• _Exercise description_
In the entries below, find each line bearing the string "address" and copy it.

#### Raw data ####

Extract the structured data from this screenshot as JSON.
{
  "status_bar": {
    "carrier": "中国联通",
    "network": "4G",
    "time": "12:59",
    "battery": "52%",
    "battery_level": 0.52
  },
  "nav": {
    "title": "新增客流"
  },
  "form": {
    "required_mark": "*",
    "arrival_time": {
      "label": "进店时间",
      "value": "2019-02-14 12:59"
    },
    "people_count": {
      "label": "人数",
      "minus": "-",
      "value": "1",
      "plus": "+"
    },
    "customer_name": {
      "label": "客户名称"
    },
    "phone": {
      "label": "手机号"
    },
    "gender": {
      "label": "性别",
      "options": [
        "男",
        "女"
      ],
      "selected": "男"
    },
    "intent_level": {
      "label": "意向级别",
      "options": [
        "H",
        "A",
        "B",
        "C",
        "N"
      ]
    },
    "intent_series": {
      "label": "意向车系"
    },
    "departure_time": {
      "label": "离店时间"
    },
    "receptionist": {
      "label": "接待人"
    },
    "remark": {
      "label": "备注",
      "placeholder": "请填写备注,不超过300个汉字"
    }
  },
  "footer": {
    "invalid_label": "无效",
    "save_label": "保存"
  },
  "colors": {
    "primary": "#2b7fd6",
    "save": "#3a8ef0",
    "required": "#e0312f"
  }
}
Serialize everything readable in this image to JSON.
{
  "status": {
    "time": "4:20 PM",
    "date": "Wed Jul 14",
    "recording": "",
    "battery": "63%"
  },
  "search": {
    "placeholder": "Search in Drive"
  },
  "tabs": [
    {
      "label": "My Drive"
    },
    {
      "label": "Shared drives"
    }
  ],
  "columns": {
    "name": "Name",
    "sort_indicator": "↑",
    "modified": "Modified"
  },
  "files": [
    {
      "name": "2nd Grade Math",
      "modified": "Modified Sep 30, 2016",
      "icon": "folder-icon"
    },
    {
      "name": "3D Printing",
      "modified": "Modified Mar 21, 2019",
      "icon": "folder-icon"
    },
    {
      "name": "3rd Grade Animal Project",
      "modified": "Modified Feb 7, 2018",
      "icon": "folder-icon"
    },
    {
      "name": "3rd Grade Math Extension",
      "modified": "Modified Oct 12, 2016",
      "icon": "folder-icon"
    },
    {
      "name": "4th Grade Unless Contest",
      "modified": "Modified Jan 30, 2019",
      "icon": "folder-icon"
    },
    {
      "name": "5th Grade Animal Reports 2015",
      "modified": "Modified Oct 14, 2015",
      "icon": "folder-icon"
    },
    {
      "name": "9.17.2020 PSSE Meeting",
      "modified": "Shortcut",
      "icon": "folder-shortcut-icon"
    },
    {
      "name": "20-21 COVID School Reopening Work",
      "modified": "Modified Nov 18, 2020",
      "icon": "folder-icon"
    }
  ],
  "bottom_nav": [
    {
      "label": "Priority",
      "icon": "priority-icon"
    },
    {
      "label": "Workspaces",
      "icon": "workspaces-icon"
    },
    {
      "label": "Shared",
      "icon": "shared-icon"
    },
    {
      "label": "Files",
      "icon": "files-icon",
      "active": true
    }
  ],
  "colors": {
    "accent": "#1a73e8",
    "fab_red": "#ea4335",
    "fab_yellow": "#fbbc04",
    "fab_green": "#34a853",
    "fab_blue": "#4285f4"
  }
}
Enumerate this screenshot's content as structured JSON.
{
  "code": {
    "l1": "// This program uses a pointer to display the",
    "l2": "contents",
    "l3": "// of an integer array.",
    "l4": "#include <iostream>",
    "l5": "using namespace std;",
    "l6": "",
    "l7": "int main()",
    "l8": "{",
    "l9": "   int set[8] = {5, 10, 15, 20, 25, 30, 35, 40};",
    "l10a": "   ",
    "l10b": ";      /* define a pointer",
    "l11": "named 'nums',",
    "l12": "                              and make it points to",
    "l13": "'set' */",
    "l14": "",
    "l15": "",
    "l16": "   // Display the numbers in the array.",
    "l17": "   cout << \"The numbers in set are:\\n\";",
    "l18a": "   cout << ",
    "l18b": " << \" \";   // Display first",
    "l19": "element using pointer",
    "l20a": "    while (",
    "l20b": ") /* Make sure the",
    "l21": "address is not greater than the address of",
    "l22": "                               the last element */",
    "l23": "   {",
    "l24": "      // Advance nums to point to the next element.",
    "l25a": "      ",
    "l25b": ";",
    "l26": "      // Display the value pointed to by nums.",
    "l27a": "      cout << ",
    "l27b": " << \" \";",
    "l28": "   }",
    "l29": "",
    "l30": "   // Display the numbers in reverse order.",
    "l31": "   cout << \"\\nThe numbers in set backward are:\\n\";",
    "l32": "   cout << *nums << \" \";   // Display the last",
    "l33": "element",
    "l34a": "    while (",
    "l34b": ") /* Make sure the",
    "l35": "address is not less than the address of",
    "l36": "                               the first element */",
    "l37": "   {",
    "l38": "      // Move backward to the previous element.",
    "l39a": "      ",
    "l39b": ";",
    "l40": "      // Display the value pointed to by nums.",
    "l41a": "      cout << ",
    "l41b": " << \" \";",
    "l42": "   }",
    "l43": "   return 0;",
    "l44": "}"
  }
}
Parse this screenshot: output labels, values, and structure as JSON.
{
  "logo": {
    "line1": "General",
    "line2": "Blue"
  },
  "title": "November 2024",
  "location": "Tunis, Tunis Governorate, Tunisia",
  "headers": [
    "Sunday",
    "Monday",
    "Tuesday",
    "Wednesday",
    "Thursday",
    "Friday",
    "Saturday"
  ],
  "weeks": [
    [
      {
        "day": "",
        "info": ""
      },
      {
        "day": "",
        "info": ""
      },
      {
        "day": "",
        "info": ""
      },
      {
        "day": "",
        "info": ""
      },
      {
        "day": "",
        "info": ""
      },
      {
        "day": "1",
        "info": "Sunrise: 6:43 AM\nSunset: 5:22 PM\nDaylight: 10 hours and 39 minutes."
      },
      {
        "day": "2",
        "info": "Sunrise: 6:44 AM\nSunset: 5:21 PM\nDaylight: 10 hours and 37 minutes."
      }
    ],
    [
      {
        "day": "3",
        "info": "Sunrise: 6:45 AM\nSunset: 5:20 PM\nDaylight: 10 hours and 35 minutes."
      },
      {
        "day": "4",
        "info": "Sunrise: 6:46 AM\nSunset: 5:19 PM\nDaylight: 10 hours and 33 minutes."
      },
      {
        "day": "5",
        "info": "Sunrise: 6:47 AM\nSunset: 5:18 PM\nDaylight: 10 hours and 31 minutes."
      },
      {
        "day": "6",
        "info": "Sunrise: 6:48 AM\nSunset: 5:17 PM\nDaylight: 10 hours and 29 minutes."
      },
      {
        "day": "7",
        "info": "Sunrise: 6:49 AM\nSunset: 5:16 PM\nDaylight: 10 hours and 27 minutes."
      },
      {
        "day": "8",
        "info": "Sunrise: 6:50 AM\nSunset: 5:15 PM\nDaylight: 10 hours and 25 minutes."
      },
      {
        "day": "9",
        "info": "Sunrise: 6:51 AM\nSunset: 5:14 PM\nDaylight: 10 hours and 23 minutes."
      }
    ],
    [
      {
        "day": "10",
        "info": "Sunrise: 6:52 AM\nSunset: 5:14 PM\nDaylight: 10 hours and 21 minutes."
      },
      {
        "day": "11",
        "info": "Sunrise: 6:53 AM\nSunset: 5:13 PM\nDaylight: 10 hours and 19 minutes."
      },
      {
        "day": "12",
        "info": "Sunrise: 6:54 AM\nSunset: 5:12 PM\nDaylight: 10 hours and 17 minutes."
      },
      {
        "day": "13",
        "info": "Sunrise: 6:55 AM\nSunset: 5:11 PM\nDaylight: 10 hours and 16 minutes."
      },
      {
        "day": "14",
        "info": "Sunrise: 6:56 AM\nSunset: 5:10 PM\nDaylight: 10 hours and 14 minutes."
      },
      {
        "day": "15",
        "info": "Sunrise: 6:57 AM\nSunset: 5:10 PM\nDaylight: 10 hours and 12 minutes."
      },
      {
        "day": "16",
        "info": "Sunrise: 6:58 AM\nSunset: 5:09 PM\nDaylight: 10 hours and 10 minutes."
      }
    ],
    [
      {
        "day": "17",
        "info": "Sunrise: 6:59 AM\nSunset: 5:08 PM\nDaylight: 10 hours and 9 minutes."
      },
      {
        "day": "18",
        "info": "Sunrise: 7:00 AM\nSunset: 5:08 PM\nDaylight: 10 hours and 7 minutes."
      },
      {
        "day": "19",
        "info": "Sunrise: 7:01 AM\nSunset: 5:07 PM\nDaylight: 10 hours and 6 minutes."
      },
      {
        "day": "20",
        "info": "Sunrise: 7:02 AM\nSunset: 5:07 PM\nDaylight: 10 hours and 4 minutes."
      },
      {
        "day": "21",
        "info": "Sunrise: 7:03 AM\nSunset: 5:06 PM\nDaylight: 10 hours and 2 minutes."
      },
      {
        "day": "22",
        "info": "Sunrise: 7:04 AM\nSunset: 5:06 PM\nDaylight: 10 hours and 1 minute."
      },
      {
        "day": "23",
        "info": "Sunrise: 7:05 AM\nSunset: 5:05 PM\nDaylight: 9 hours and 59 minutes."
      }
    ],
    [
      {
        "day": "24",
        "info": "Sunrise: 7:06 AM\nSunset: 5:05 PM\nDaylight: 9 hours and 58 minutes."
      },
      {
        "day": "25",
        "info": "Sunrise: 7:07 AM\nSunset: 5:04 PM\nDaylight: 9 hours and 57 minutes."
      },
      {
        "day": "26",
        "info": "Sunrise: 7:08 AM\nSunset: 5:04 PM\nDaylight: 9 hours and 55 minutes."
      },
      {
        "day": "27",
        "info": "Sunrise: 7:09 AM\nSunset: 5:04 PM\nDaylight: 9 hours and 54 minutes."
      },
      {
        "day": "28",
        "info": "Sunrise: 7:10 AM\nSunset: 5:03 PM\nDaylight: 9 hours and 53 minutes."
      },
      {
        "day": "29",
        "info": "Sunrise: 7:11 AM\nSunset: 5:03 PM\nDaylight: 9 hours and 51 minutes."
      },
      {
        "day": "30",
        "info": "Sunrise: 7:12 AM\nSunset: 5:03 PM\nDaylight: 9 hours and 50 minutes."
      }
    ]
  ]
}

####

• _Exercise solution_
    "l21": "address is not greater than the address of",
    "l35": "address is not less than the address of",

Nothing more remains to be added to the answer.